FRANKEN: Very well.
The second was a written response to a letter from Sen. Patrick Leahy:
LEAHY: Several of the president-elect’s nominees or senior advisers have Russian ties. Have you been in contact with anyone connected to any part of the Russian government about the 2016 election, either before or after Election Day?
Now, I don’t know whether Sessions has been in contact with Russian officials or not about the election; neither the senator nor Kislyak has chosen to confide this information to me. But let’s assume for the nonce that he wasn’t. Was his response to Patrick Leahy’s letter reasonable? Eminently. It is reasonable even if, in the course of a meeting on some other topic, the ambassador idly asked how the campaign was going.
Sessions was an early Trump surrogate, and it would have been unsurprising for the ambassador to ask about the race in passing; if Sessions then replied with campaign boilerplate little different from what he was saying in public, that is not, by any stretch of the imagination, a meaningful contact with a foreign power. Anyone at the Kremlin could have gotten the same information by turning on CNN.

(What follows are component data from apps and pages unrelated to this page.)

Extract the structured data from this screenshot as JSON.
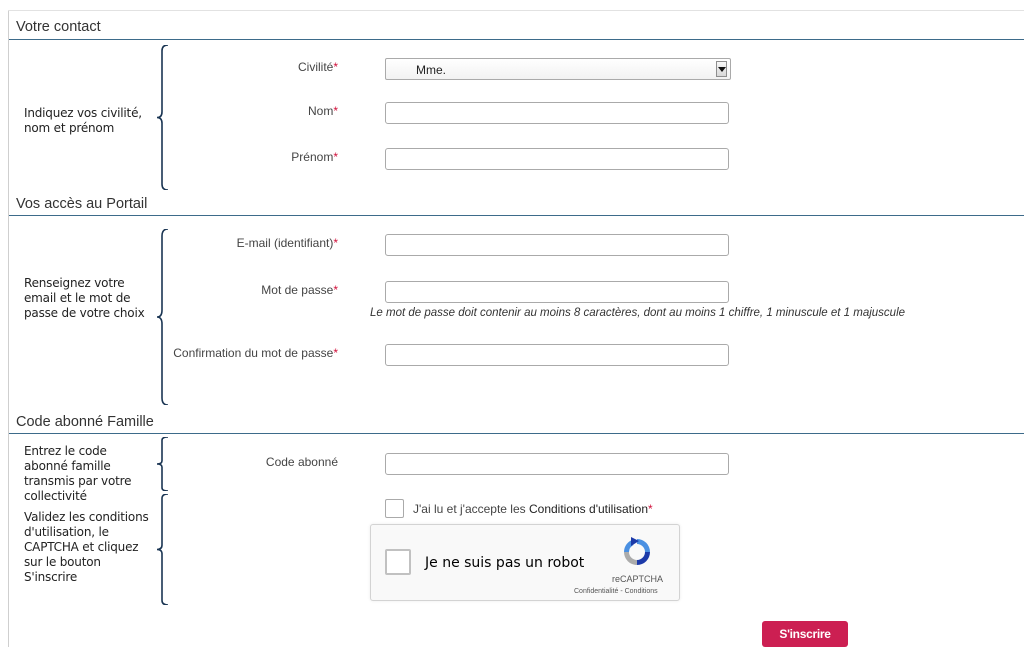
{
  "sections": {
    "contact": {
      "title": "Votre contact",
      "hint": "Indiquez vos civilité, nom et prénom",
      "civilite": {
        "label": "Civilité",
        "required_mark": "*",
        "selected": "Mme."
      },
      "nom": {
        "label": "Nom",
        "required_mark": "*",
        "value": ""
      },
      "prenom": {
        "label": "Prénom",
        "required_mark": "*",
        "value": ""
      }
    },
    "acces": {
      "title": "Vos accès au Portail",
      "hint": "Renseignez votre email et le mot de passe de votre choix",
      "email": {
        "label": "E-mail (identifiant)",
        "required_mark": "*",
        "value": ""
      },
      "password": {
        "label": "Mot de passe",
        "required_mark": "*",
        "value": "",
        "help": "Le mot de passe doit contenir au moins 8 caractères, dont au moins 1 chiffre, 1 minuscule et 1 majuscule"
      },
      "password_confirm": {
        "label": "Confirmation du mot de passe",
        "required_mark": "*",
        "value": ""
      }
    },
    "code": {
      "title": "Code abonné Famille",
      "hint": "Entrez le code abonné famille transmis par votre collectivité",
      "code_abonne": {
        "label": "Code abonné",
        "value": ""
      }
    },
    "validation": {
      "hint": "Validez les conditions d'utilisation, le CAPTCHA et cliquez sur le bouton S'inscrire",
      "cgu": {
        "text": "J'ai lu et j'accepte les ",
        "link": "Conditions d'utilisation",
        "required_mark": "*",
        "checked": false
      },
      "recaptcha": {
        "label": "Je ne suis pas un robot",
        "brand": "reCAPTCHA",
        "privacy": "Confidentialité",
        "separator": " - ",
        "terms": "Conditions",
        "checked": false
      }
    }
  },
  "submit": {
    "label": "S'inscrire"
  },
  "colors": {
    "accent": "#cc1f52",
    "section_rule": "#3d6b8a",
    "required": "#d0103a"
  },
  "icons": {
    "brace": "left-curly-brace",
    "recaptcha": "recaptcha-logo",
    "select_arrow": "chevron-down"
  }
}
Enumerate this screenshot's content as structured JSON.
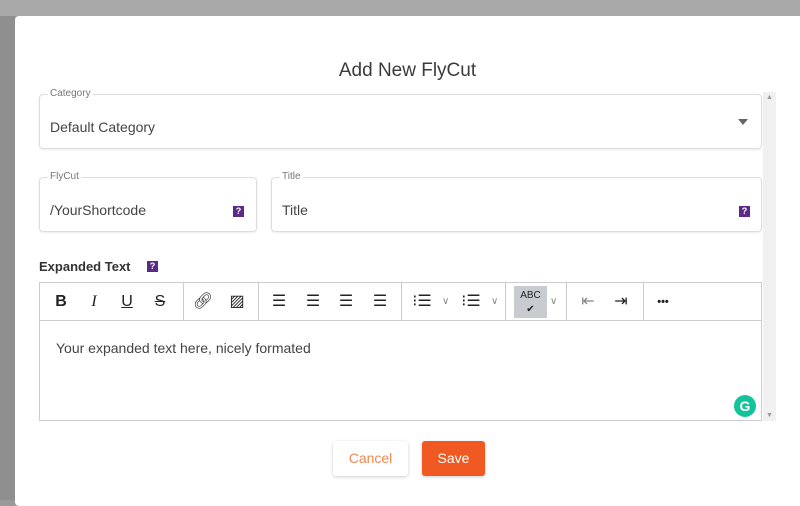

But what about the exchange with Franken? This was what really seemed to seize the imaginations of Twitter, where cries of “perjury” were flying left and right. Well, OK, mostly left, actually. I don’t think, however, that those charges are going to stick.
The left is attempting to hold the attorney general to a standard of precision that is appropriate for written communication, where we can reflect on preceding context and choose exactly the right word.
Oral language is much looser, because it’s real time. Real time means that we don’t have 20 minutes to puzzle over the exact phrasing that will best communicate our meaning.
One reason that we writers spend so much time thinking about precise wording, and larding our prose with extra paragraphs meant to clarify exactly what we’re talking about, is that language is rife with ambiguity. This is why, at one time, Annapolis cadets were required to take a class in which they would write orders, and their fellow cadets would tear them apart looking for ways that a simple order could be misunderstood.
It’s also one reason so many people get into so much trouble on Twitter: They write like they talk, but stripped of cues like context and facial expression, what they say is very easily taken the wrong way.
Megan McArdle is a columnist for Bloomberg View.